American Airlines chairman and CEO Doug Parker told Congress that US airlines favor moving US air traffic control (ATC) to “a commercialized, non-profit type governance structure.”
During testimony Tuesday at a House of Representatives Transportation and Infrastructure Committee hearing on ATC reform, Parker, speaking on behalf of Airlines for America (A4A), said FAA is structurally ill-suited to operating ATC and suggested ATC management should be moved out from under the agency’s umbrella. ATC is “a commercial function that is run through a political organization and that creates all sorts of problems,” Parker told lawmakers. “If we ran our airlines the way ATC is run, we wouldn’t make decisions to invest in our future.”
Parker’s endorsement of an independent, partially privatized entity to run ATC appeared to receive a receptive audience among lawmakers and other ATC stakeholders, and also was backed by former FAA Air Traffic Organization (ATO) COO David Grizzle.
“Based on my experience and the failed half-measures of the past, I believe that our only solution is one that entrusts politically unencumbered air traffic governance and stewardship to individuals who understand and value the needs of the users, employees and passengers of the system and who have a continuing interest in and appreciation for this critical operation,” Grizzle told lawmakers. He called for “a not-for-profit [ATC] entity that has no stockholders, but is controlled by its board of directors, independent of the federal government except for safety oversight and appeal of rates and charges.”
While saying any FAA structural changes would need to be “carefully examined,” National Air Traffic Controllers Association (NACTA) union president Paul Rinaldi did not outright object to a potential partial privatization of ATC, noting that the “lack of a predictable,stable funding stream” for ATC—inherent in ATC being managed by an agency that is funded as part of the annual Congressional appropriations process—needed to be addressed in FAA reauthorization legislation set to be taken up by Congress later this year.
Pointing to NAV Canada—the private, non-profit entity that runs Canadian ATC—Rinaldi said, “The Canadian structure is very intriguing. I’m not ashamed to say I’m envious [of the more modern equipment Canadian controllers have]. There are a lot of things in Canada I find intriguing, but my number one concern is, is [the Canadian model] scalable” to the larger US National Airspace System (NAS)?
Parker emphasized that safety oversight would remain an FAA function. “Let us be clear that under any and all scenarios, first and foremost, the FAA must retain the role as a safety regulator,” he said. “Indeed, while we believe the FAA is already doing a commendable job in this capacity, a structure that allows them to focus solely on regulation and oversight has the potential to make the agency even more effective and efficient.”

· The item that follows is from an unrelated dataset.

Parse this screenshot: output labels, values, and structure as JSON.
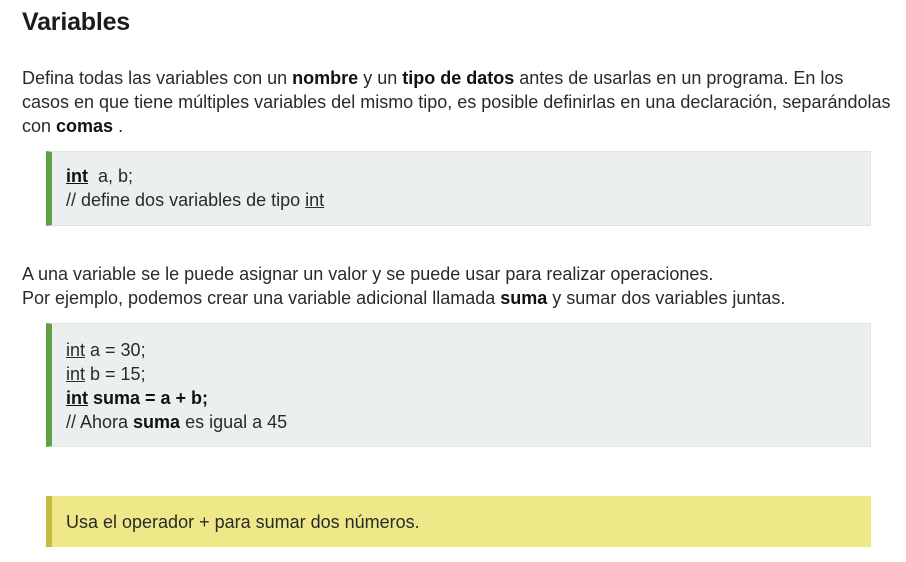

House Transportation and Infrastructure Committee chairman Bill Shuster (R-Pennsylvania) noted FAA’s sluggish implementation of the satellite-based NextGen ATC system and said “the only answer” to fixing air traffic management in the US “is transformational reform that will ensure that our ATC service provider operates like a business, with no degradation in safety levels.”

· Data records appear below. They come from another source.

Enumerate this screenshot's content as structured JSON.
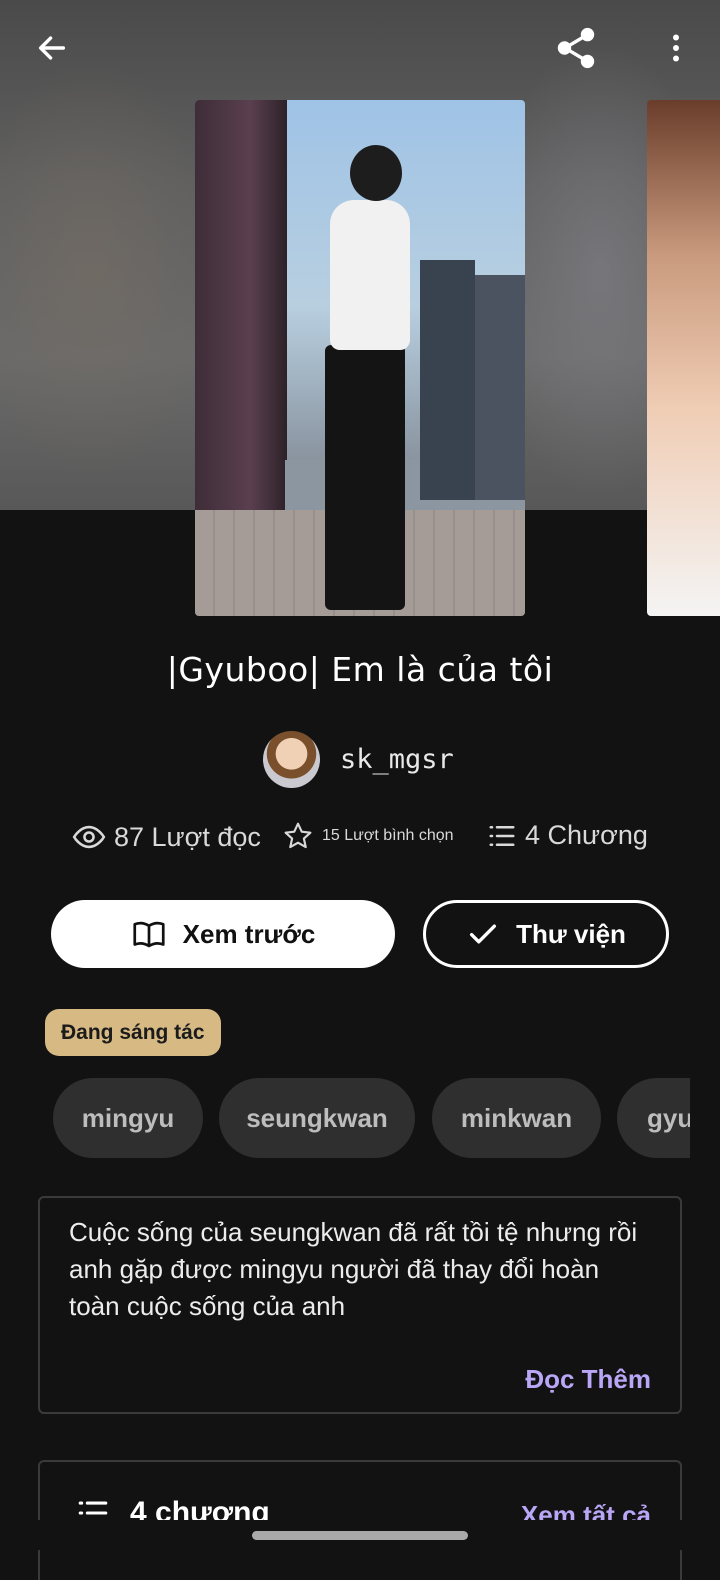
{
  "story": {
    "title": "|Gyuboo| Em là của tôi",
    "author": "sk_mgsr",
    "stats": {
      "reads": "87 Lượt đọc",
      "votes": "15 Lượt bình chọn",
      "parts": "4 Chương"
    },
    "status": "Đang sáng tác",
    "tags": [
      "mingyu",
      "seungkwan",
      "minkwan",
      "gyu"
    ],
    "description": "Cuộc sống của seungkwan đã rất tồi tệ nhưng rồi anh gặp được mingyu người đã thay đổi hoàn toàn cuộc sống của anh",
    "read_more": "Đọc Thêm"
  },
  "actions": {
    "preview_label": "Xem trước",
    "library_label": "Thư viện"
  },
  "parts_section": {
    "title": "4 chương",
    "see_all": "Xem tất cả"
  },
  "icons": {
    "back": "arrow-left-icon",
    "share": "share-icon",
    "more": "more-vertical-icon",
    "reads": "eye-icon",
    "votes": "star-icon",
    "parts": "list-icon",
    "preview": "book-open-icon",
    "library": "check-icon"
  },
  "colors": {
    "background": "#121212",
    "accent": "#b9a6f7",
    "status_badge": "#d7b983",
    "tag_bg": "#2f2f2f"
  }
}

Shuster added, “In the past 20 years, 50 countries have successfully separated their ATC service from the aviation safety regulator. They’ve taken different approaches, but with similar results: ATC systems have been modernized, safety levels have been either maintained or improved, service quality has been improved in most cases, and costs have been generally reduced … Given the size and complexity of our [NAS], we need to look at lessons learned and the best attributes from other countries and apply them here.”